Starting as a tongue-in-cheek approach to disaster planning, it has become an incredibly successful way of engaging both individuals and businesses about what to do in the event of an emergency.
CDC director Dr. Ali Khan comments: "If you are generally well equipped to deal with a zombie apocalypse you will be prepared for a hurricane, pandemic, earthquake or terrorist attack."
The same also applied for large disruptive events, such as the Commonwealth Games in Scotland or the World Cup in Brazil, both of which are taking place this summer and both of which will need proper planning. (Although as parts of the recent Zombie blockbuster "World War Z" with Brad Pitt were actually filmed in Glasgow, perhaps it was all part of the planning for the upcoming commonwealth games?)
The need to be prepared also goes for banks and other financial institutions. If the zombies are coming, there is a fair bet your ATMs are going to be drained of cash by fearful customers. If you’ve got a great cash management solution, it’s not that you really need to worry, but the concept raises questions about how a bank, or any other business, can prepare for the unexpected.
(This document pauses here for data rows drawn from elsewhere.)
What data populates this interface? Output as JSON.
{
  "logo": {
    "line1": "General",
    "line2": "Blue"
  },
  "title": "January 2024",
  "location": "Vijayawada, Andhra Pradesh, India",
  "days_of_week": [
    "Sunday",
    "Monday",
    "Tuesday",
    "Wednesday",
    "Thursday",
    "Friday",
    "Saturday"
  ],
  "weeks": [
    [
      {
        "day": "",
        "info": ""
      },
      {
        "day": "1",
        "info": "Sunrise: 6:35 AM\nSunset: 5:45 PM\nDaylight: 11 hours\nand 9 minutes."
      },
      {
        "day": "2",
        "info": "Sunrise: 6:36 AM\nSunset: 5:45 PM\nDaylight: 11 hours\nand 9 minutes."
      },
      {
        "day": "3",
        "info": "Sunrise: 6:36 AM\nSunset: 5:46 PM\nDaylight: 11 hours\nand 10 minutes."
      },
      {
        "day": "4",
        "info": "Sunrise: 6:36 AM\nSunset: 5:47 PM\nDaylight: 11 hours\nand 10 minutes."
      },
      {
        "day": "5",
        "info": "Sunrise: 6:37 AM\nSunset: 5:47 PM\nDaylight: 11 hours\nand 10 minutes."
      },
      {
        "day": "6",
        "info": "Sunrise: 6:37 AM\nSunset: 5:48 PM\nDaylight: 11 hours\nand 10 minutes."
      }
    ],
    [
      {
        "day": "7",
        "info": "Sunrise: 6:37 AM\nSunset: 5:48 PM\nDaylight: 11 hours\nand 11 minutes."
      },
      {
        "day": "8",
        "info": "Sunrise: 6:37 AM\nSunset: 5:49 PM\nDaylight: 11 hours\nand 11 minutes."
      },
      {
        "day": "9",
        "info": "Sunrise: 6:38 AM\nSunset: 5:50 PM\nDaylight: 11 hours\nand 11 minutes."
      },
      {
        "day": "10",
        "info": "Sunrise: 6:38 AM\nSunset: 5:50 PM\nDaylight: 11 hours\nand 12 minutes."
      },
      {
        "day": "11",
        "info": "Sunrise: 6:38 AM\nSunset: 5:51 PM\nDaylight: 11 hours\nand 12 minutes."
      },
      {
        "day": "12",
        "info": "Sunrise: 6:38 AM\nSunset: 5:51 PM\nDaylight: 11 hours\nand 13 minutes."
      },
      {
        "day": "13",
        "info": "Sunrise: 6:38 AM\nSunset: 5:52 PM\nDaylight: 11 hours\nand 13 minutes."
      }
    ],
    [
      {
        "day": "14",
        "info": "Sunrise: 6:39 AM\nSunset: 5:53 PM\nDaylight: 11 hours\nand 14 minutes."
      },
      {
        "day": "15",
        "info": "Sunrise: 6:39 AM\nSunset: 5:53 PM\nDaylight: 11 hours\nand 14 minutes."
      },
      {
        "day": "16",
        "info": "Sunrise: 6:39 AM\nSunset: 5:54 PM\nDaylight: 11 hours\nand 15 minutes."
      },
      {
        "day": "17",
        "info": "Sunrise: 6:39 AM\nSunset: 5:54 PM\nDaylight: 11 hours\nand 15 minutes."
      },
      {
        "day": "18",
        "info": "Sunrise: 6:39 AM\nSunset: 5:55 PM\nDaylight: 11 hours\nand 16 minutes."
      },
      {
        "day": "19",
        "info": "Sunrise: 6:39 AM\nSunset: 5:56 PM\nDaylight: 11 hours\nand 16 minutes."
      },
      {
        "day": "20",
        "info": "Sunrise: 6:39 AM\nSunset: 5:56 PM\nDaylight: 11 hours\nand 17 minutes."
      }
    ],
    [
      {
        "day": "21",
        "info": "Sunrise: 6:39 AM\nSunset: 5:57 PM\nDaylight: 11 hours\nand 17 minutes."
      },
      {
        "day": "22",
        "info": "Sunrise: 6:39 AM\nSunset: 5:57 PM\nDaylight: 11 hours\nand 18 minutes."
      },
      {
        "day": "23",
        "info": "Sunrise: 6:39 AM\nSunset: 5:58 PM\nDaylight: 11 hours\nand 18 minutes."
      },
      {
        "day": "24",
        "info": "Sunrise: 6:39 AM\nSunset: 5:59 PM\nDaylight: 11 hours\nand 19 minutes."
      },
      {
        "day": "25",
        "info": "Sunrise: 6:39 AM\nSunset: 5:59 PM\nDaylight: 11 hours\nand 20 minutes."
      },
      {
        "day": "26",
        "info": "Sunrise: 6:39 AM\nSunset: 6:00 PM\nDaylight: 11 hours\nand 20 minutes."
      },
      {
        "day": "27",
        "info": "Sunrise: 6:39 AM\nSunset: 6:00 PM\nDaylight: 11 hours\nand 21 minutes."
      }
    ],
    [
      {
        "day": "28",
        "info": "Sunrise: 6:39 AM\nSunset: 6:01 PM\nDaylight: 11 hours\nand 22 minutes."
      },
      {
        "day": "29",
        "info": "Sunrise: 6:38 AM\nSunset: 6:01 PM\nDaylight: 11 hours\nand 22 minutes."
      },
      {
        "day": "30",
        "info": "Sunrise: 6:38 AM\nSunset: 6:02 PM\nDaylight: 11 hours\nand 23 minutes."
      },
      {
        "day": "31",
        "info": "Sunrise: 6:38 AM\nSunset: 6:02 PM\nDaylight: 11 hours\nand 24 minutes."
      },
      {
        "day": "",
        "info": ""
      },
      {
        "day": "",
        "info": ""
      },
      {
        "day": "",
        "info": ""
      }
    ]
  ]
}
This could be on a grand scale–global pandemic and financial meltdown–or it could be something a lot more mundane, but very disruptive to customers, like an ATM going out of action for a few hours on a busy Saturday during the holidays.
However, as much as the zombie apocalypse threat is thought-provoking, banks and other financial institutions need to lower their sights to the more pressing demands of cyber security.
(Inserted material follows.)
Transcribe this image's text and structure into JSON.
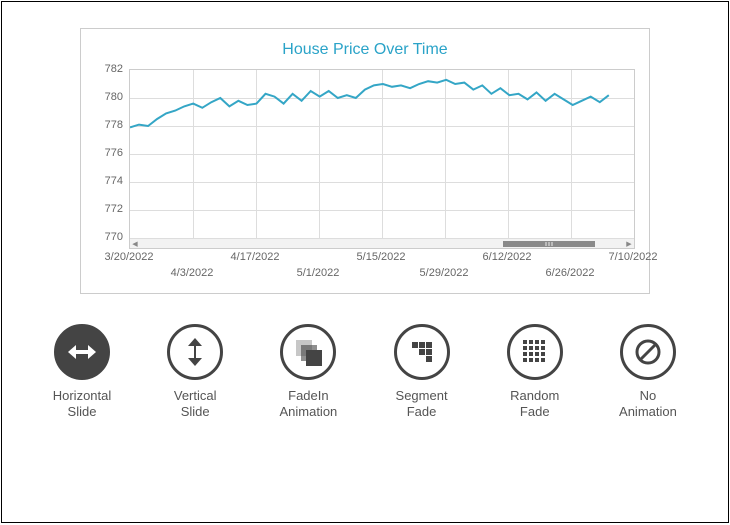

Britain’s financial services sector was warned recently to up its game in relation to cyber attacks, after the Bank of England published the results of its simulated assault on markets. The Waking Shark II project, which modeled a concerted attack on the UK’s financial institutions, shows a lot more can be done.
For banks the issue around cyber security goes deeper as businesses in general are not prepared, meaning they could be allowing important financial data to be breached. One new study from the Economist Intelligence Unit found over a third of firms (38 per cent) do not have an incident response plan in place should a cyber attack take place. Just 17 per cent of companies globally even claim to be "fully prepared" for an online security incident. I wonder if we’d actually find more people are prepared for a zombie attack than a cyber attack?
So forget the zombies, the real disaster is in our unpreparedness for a major cyber attack. As the EIU report suggests, it’s a matter of when, not if, one occurs.